(Stored items from a collection)
------------------------------------
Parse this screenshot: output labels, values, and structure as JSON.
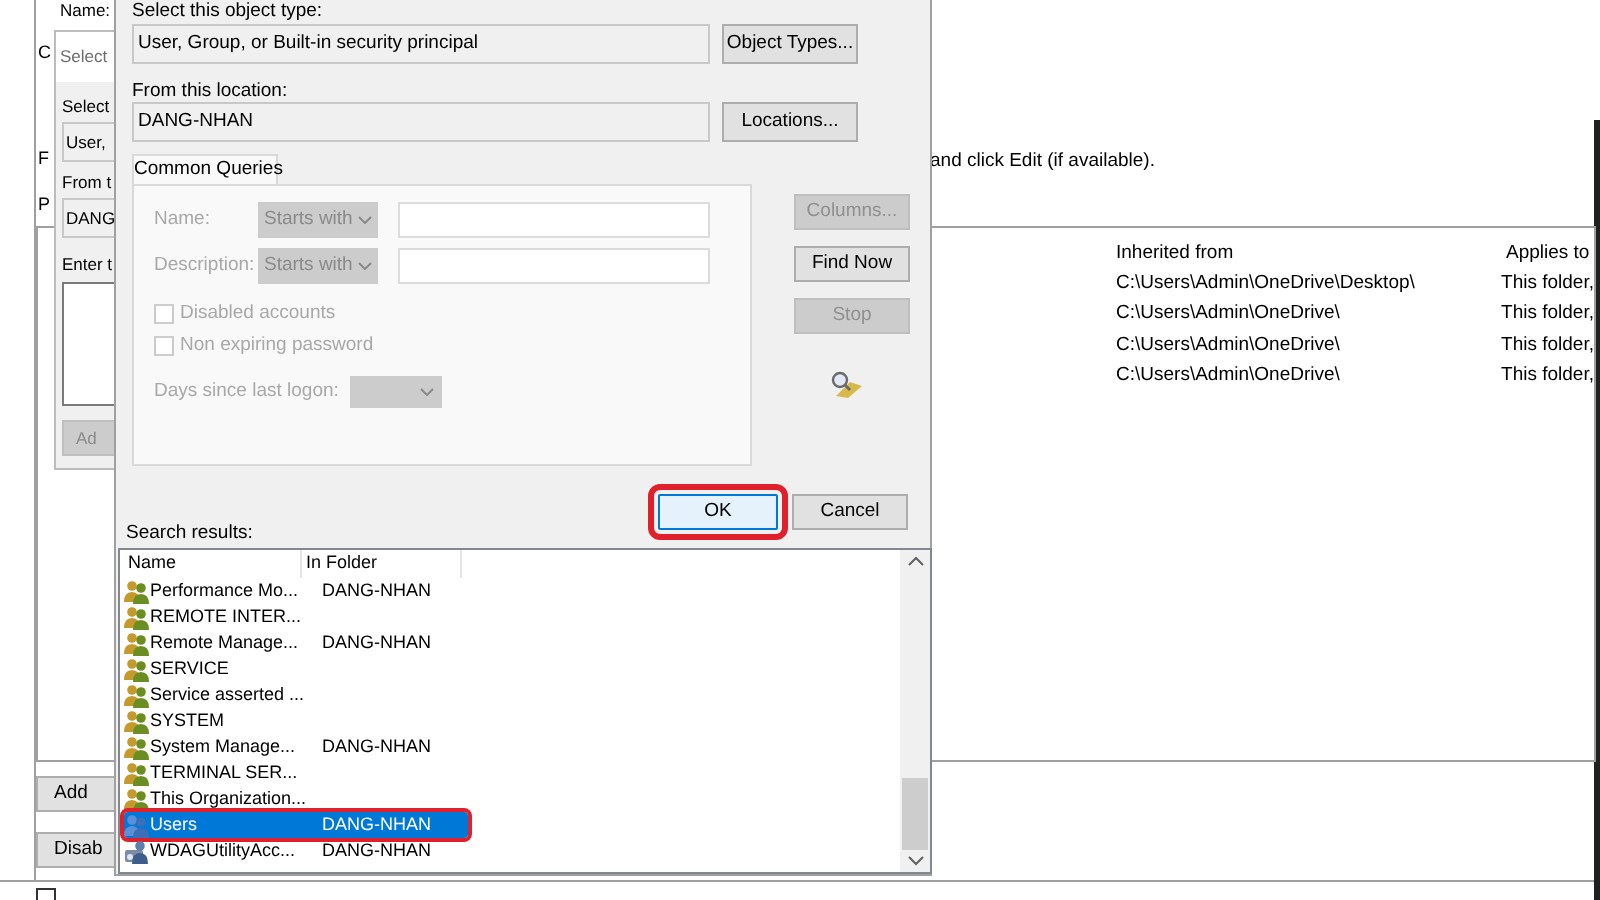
{
  "background_window": {
    "name_label": "Name:",
    "letters": [
      "C",
      "F",
      "P"
    ],
    "instruction": "and click Edit (if available).",
    "columns": [
      "Inherited from",
      "Applies to"
    ],
    "rows": [
      {
        "inherited_from": "C:\\Users\\Admin\\OneDrive\\Desktop\\",
        "applies_to": "This folder,"
      },
      {
        "inherited_from": "C:\\Users\\Admin\\OneDrive\\",
        "applies_to": "This folder,"
      },
      {
        "inherited_from": "C:\\Users\\Admin\\OneDrive\\",
        "applies_to": "This folder,"
      },
      {
        "inherited_from": "C:\\Users\\Admin\\OneDrive\\",
        "applies_to": "This folder,"
      }
    ],
    "buttons": [
      "Add",
      "Disab"
    ],
    "replace_checkbox": {
      "checked": false
    }
  },
  "middle_dialog": {
    "title": "Select",
    "object_type_label": "Select",
    "object_type_value": "User,",
    "location_label": "From t",
    "location_value": "DANG",
    "names_label": "Enter t",
    "add_button": {
      "label": "Ad",
      "disabled": true
    }
  },
  "dialog": {
    "object_type_label": "Select this object type:",
    "object_type_value": "User, Group, or Built-in security principal",
    "object_types_button": "Object Types...",
    "location_label": "From this location:",
    "location_value": "DANG-NHAN",
    "locations_button": "Locations...",
    "tab": {
      "label": "Common Queries",
      "selected": true
    },
    "queries": [
      {
        "label": "Name:",
        "operator": "Starts with",
        "disabled": true
      },
      {
        "label": "Description:",
        "operator": "Starts with",
        "disabled": true
      }
    ],
    "checkboxes": [
      {
        "label": "Disabled accounts",
        "checked": false,
        "disabled": true
      },
      {
        "label": "Non expiring password",
        "checked": false,
        "disabled": true
      }
    ],
    "days_label": "Days since last logon:",
    "side_buttons": [
      {
        "label": "Columns...",
        "disabled": true
      },
      {
        "label": "Find Now",
        "disabled": false
      },
      {
        "label": "Stop",
        "disabled": true
      }
    ],
    "ok_button": {
      "label": "OK",
      "highlighted": true
    },
    "cancel_button": {
      "label": "Cancel",
      "highlighted": false
    },
    "results_label": "Search results:",
    "results_columns": [
      "Name",
      "In Folder"
    ],
    "results": [
      {
        "name": "Performance Mo...",
        "folder": "DANG-NHAN",
        "kind": "group",
        "selected": false,
        "highlighted": false
      },
      {
        "name": "REMOTE INTER...",
        "kind": "group",
        "selected": false,
        "highlighted": false
      },
      {
        "name": "Remote Manage...",
        "folder": "DANG-NHAN",
        "kind": "group",
        "selected": false,
        "highlighted": false
      },
      {
        "name": "SERVICE",
        "kind": "group",
        "selected": false,
        "highlighted": false
      },
      {
        "name": "Service asserted ...",
        "kind": "group",
        "selected": false,
        "highlighted": false
      },
      {
        "name": "SYSTEM",
        "kind": "group",
        "selected": false,
        "highlighted": false
      },
      {
        "name": "System Manage...",
        "folder": "DANG-NHAN",
        "kind": "group",
        "selected": false,
        "highlighted": false
      },
      {
        "name": "TERMINAL SER...",
        "kind": "group",
        "selected": false,
        "highlighted": false
      },
      {
        "name": "This Organization...",
        "kind": "group",
        "selected": false,
        "highlighted": false
      },
      {
        "name": "Users",
        "folder": "DANG-NHAN",
        "kind": "group",
        "selected": true,
        "highlighted": true
      },
      {
        "name": "WDAGUtilityAcc...",
        "folder": "DANG-NHAN",
        "kind": "account",
        "selected": false,
        "highlighted": false
      }
    ]
  }
}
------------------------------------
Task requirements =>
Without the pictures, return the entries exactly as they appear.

Solution for this problem =>
Parse this screenshot: output labels, values, and structure as JSON.
{
  "background_window": {
    "name_label": "Name:",
    "letters": [
      "C",
      "F",
      "P"
    ],
    "instruction": "and click Edit (if available).",
    "columns": [
      "Inherited from",
      "Applies to"
    ],
    "rows": [
      {
        "inherited_from": "C:\\Users\\Admin\\OneDrive\\Desktop\\",
        "applies_to": "This folder,"
      },
      {
        "inherited_from": "C:\\Users\\Admin\\OneDrive\\",
        "applies_to": "This folder,"
      },
      {
        "inherited_from": "C:\\Users\\Admin\\OneDrive\\",
        "applies_to": "This folder,"
      },
      {
        "inherited_from": "C:\\Users\\Admin\\OneDrive\\",
        "applies_to": "This folder,"
      }
    ],
    "buttons": [
      "Add",
      "Disab"
    ],
    "replace_checkbox": {
      "checked": false
    }
  },
  "middle_dialog": {
    "title": "Select",
    "object_type_label": "Select",
    "object_type_value": "User,",
    "location_label": "From t",
    "location_value": "DANG",
    "names_label": "Enter t",
    "add_button": {
      "label": "Ad",
      "disabled": true
    }
  },
  "dialog": {
    "object_type_label": "Select this object type:",
    "object_type_value": "User, Group, or Built-in security principal",
    "object_types_button": "Object Types...",
    "location_label": "From this location:",
    "location_value": "DANG-NHAN",
    "locations_button": "Locations...",
    "tab": {
      "label": "Common Queries",
      "selected": true
    },
    "queries": [
      {
        "label": "Name:",
        "operator": "Starts with",
        "disabled": true
      },
      {
        "label": "Description:",
        "operator": "Starts with",
        "disabled": true
      }
    ],
    "checkboxes": [
      {
        "label": "Disabled accounts",
        "checked": false,
        "disabled": true
      },
      {
        "label": "Non expiring password",
        "checked": false,
        "disabled": true
      }
    ],
    "days_label": "Days since last logon:",
    "side_buttons": [
      {
        "label": "Columns...",
        "disabled": true
      },
      {
        "label": "Find Now",
        "disabled": false
      },
      {
        "label": "Stop",
        "disabled": true
      }
    ],
    "ok_button": {
      "label": "OK",
      "highlighted": true
    },
    "cancel_button": {
      "label": "Cancel",
      "highlighted": false
    },
    "results_label": "Search results:",
    "results_columns": [
      "Name",
      "In Folder"
    ],
    "results": [
      {
        "name": "Performance Mo...",
        "folder": "DANG-NHAN",
        "kind": "group",
        "selected": false,
        "highlighted": false
      },
      {
        "name": "REMOTE INTER...",
        "kind": "group",
        "selected": false,
        "highlighted": false
      },
      {
        "name": "Remote Manage...",
        "folder": "DANG-NHAN",
        "kind": "group",
        "selected": false,
        "highlighted": false
      },
      {
        "name": "SERVICE",
        "kind": "group",
        "selected": false,
        "highlighted": false
      },
      {
        "name": "Service asserted ...",
        "kind": "group",
        "selected": false,
        "highlighted": false
      },
      {
        "name": "SYSTEM",
        "kind": "group",
        "selected": false,
        "highlighted": false
      },
      {
        "name": "System Manage...",
        "folder": "DANG-NHAN",
        "kind": "group",
        "selected": false,
        "highlighted": false
      },
      {
        "name": "TERMINAL SER...",
        "kind": "group",
        "selected": false,
        "highlighted": false
      },
      {
        "name": "This Organization...",
        "kind": "group",
        "selected": false,
        "highlighted": false
      },
      {
        "name": "Users",
        "folder": "DANG-NHAN",
        "kind": "group",
        "selected": true,
        "highlighted": true
      },
      {
        "name": "WDAGUtilityAcc...",
        "folder": "DANG-NHAN",
        "kind": "account",
        "selected": false,
        "highlighted": false
      }
    ]
  }
}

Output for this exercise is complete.